[STUDY MATERIAL]:

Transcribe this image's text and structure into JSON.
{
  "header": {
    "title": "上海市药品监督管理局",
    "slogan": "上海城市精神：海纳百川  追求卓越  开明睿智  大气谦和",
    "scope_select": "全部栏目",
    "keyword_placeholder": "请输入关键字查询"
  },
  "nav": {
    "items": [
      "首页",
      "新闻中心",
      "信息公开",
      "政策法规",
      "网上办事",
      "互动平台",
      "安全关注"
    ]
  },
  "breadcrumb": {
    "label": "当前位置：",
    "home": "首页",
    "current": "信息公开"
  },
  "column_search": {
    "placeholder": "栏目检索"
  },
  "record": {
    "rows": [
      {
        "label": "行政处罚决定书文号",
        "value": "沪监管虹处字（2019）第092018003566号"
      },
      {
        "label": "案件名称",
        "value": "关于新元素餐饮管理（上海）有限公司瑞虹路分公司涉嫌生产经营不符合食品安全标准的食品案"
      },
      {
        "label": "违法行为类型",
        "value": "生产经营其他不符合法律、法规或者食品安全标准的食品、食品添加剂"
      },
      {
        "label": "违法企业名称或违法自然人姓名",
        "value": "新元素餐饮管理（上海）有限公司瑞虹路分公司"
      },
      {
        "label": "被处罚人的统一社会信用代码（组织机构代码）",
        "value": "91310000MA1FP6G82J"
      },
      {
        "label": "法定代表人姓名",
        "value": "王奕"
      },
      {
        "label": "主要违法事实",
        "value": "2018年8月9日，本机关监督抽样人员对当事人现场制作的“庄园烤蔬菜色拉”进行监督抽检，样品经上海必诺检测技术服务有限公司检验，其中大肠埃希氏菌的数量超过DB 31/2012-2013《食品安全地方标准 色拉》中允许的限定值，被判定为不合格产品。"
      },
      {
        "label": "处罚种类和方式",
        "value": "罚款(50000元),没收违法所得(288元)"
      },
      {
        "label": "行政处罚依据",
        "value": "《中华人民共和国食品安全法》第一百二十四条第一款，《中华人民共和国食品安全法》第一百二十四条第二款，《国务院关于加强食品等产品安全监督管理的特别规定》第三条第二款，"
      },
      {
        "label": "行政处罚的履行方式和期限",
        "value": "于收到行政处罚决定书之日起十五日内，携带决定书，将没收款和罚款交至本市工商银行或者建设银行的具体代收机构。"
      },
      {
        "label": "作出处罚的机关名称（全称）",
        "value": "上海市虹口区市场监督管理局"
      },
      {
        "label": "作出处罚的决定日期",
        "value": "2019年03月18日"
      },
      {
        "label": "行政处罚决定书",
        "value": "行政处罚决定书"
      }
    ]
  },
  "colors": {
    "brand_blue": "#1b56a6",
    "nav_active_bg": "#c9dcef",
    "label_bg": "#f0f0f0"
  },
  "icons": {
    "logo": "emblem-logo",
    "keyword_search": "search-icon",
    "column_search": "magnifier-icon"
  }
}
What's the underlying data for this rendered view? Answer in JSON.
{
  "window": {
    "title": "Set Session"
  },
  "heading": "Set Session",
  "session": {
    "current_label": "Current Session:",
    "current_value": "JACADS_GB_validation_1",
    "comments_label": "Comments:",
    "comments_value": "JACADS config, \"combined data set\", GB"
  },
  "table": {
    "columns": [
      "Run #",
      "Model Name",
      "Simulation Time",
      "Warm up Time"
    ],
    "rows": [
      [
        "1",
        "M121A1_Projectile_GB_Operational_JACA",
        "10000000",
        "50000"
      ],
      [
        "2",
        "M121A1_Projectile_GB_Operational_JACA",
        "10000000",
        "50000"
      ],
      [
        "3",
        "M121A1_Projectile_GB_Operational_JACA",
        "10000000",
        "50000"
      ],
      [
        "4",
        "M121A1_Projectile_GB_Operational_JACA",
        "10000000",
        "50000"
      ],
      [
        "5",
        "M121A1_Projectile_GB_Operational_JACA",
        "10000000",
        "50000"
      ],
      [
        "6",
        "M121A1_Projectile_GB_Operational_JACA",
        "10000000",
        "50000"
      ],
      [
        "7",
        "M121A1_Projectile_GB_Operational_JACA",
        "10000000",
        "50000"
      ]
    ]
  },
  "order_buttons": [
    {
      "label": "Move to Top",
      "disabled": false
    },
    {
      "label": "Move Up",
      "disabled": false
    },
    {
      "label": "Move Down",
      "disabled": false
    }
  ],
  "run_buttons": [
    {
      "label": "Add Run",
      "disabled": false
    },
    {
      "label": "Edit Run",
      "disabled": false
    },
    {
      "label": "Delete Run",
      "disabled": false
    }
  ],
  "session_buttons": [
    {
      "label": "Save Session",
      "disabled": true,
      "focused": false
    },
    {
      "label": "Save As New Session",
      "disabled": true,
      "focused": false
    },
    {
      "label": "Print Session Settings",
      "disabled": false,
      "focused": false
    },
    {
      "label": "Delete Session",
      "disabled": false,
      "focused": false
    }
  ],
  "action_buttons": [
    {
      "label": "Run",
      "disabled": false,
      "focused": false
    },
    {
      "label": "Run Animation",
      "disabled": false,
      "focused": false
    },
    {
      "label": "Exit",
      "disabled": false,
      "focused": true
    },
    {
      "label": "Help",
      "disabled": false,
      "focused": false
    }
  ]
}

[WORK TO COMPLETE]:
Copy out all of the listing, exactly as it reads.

[ANSWER BOX]:
Transcribe this image's text and structure into JSON.
{
  "header": {
    "title": "上海市药品监督管理局",
    "slogan": "上海城市精神：海纳百川  追求卓越  开明睿智  大气谦和",
    "scope_select": "全部栏目",
    "keyword_placeholder": "请输入关键字查询"
  },
  "nav": {
    "items": [
      "首页",
      "新闻中心",
      "信息公开",
      "政策法规",
      "网上办事",
      "互动平台",
      "安全关注"
    ]
  },
  "breadcrumb": {
    "label": "当前位置：",
    "home": "首页",
    "current": "信息公开"
  },
  "column_search": {
    "placeholder": "栏目检索"
  },
  "record": {
    "rows": [
      {
        "label": "行政处罚决定书文号",
        "value": "沪监管虹处字（2019）第092018003566号"
      },
      {
        "label": "案件名称",
        "value": "关于新元素餐饮管理（上海）有限公司瑞虹路分公司涉嫌生产经营不符合食品安全标准的食品案"
      },
      {
        "label": "违法行为类型",
        "value": "生产经营其他不符合法律、法规或者食品安全标准的食品、食品添加剂"
      },
      {
        "label": "违法企业名称或违法自然人姓名",
        "value": "新元素餐饮管理（上海）有限公司瑞虹路分公司"
      },
      {
        "label": "被处罚人的统一社会信用代码（组织机构代码）",
        "value": "91310000MA1FP6G82J"
      },
      {
        "label": "法定代表人姓名",
        "value": "王奕"
      },
      {
        "label": "主要违法事实",
        "value": "2018年8月9日，本机关监督抽样人员对当事人现场制作的“庄园烤蔬菜色拉”进行监督抽检，样品经上海必诺检测技术服务有限公司检验，其中大肠埃希氏菌的数量超过DB 31/2012-2013《食品安全地方标准 色拉》中允许的限定值，被判定为不合格产品。"
      },
      {
        "label": "处罚种类和方式",
        "value": "罚款(50000元),没收违法所得(288元)"
      },
      {
        "label": "行政处罚依据",
        "value": "《中华人民共和国食品安全法》第一百二十四条第一款，《中华人民共和国食品安全法》第一百二十四条第二款，《国务院关于加强食品等产品安全监督管理的特别规定》第三条第二款，"
      },
      {
        "label": "行政处罚的履行方式和期限",
        "value": "于收到行政处罚决定书之日起十五日内，携带决定书，将没收款和罚款交至本市工商银行或者建设银行的具体代收机构。"
      },
      {
        "label": "作出处罚的机关名称（全称）",
        "value": "上海市虹口区市场监督管理局"
      },
      {
        "label": "作出处罚的决定日期",
        "value": "2019年03月18日"
      },
      {
        "label": "行政处罚决定书",
        "value": "行政处罚决定书"
      }
    ]
  },
  "colors": {
    "brand_blue": "#1b56a6",
    "nav_active_bg": "#c9dcef",
    "label_bg": "#f0f0f0"
  },
  "icons": {
    "logo": "emblem-logo",
    "keyword_search": "search-icon",
    "column_search": "magnifier-icon"
  }
}
What's the underlying data for this rendered view? Answer in JSON.
{
  "window": {
    "title": "Set Session"
  },
  "heading": "Set Session",
  "session": {
    "current_label": "Current Session:",
    "current_value": "JACADS_GB_validation_1",
    "comments_label": "Comments:",
    "comments_value": "JACADS config, \"combined data set\", GB"
  },
  "table": {
    "columns": [
      "Run #",
      "Model Name",
      "Simulation Time",
      "Warm up Time"
    ],
    "rows": [
      [
        "1",
        "M121A1_Projectile_GB_Operational_JACA",
        "10000000",
        "50000"
      ],
      [
        "2",
        "M121A1_Projectile_GB_Operational_JACA",
        "10000000",
        "50000"
      ],
      [
        "3",
        "M121A1_Projectile_GB_Operational_JACA",
        "10000000",
        "50000"
      ],
      [
        "4",
        "M121A1_Projectile_GB_Operational_JACA",
        "10000000",
        "50000"
      ],
      [
        "5",
        "M121A1_Projectile_GB_Operational_JACA",
        "10000000",
        "50000"
      ],
      [
        "6",
        "M121A1_Projectile_GB_Operational_JACA",
        "10000000",
        "50000"
      ],
      [
        "7",
        "M121A1_Projectile_GB_Operational_JACA",
        "10000000",
        "50000"
      ]
    ]
  },
  "order_buttons": [
    {
      "label": "Move to Top",
      "disabled": false
    },
    {
      "label": "Move Up",
      "disabled": false
    },
    {
      "label": "Move Down",
      "disabled": false
    }
  ],
  "run_buttons": [
    {
      "label": "Add Run",
      "disabled": false
    },
    {
      "label": "Edit Run",
      "disabled": false
    },
    {
      "label": "Delete Run",
      "disabled": false
    }
  ],
  "session_buttons": [
    {
      "label": "Save Session",
      "disabled": true,
      "focused": false
    },
    {
      "label": "Save As New Session",
      "disabled": true,
      "focused": false
    },
    {
      "label": "Print Session Settings",
      "disabled": false,
      "focused": false
    },
    {
      "label": "Delete Session",
      "disabled": false,
      "focused": false
    }
  ],
  "action_buttons": [
    {
      "label": "Run",
      "disabled": false,
      "focused": false
    },
    {
      "label": "Run Animation",
      "disabled": false,
      "focused": false
    },
    {
      "label": "Exit",
      "disabled": false,
      "focused": true
    },
    {
      "label": "Help",
      "disabled": false,
      "focused": false
    }
  ]
}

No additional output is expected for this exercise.